Data records for software interfaces
_ _ _ _

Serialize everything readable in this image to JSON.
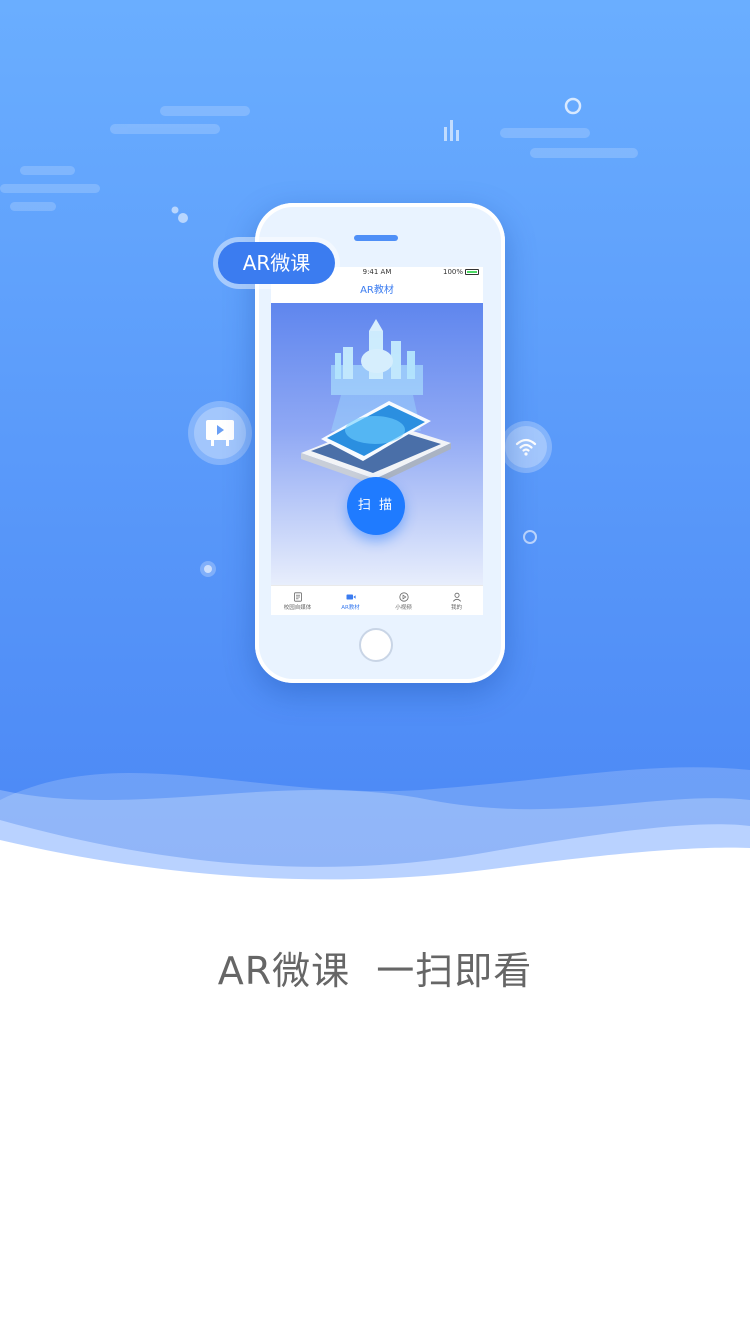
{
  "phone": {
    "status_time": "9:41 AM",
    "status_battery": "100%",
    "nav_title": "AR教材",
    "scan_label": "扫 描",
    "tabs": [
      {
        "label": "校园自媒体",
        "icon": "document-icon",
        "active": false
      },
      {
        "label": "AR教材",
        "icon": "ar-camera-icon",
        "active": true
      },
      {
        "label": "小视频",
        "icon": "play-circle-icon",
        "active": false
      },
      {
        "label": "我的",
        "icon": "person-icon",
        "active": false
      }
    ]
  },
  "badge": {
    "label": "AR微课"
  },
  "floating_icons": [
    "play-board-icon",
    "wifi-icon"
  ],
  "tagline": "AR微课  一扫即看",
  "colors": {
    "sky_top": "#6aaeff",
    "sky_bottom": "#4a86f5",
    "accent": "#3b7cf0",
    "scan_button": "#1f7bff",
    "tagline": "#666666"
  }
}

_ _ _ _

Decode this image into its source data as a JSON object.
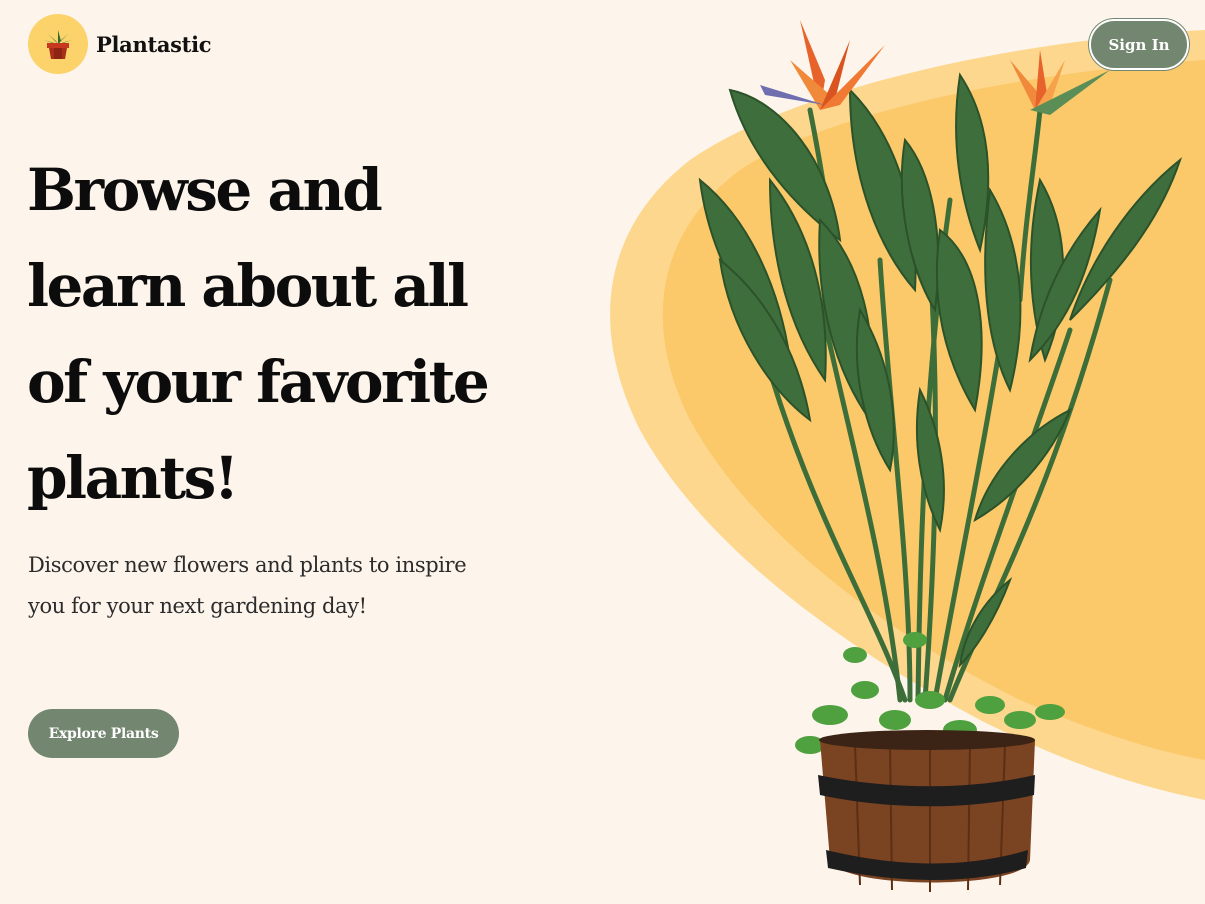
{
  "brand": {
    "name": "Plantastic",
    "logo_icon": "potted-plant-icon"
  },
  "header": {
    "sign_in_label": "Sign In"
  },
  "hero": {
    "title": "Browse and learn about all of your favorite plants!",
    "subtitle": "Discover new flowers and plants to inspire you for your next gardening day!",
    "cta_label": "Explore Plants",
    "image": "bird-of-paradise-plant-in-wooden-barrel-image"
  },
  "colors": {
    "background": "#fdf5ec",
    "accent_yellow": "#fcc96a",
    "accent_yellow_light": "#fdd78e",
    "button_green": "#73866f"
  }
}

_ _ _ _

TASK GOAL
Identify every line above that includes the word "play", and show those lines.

PROBLEM SOLUTION
        "icon": "play-circle-icon",
    "play-board-icon",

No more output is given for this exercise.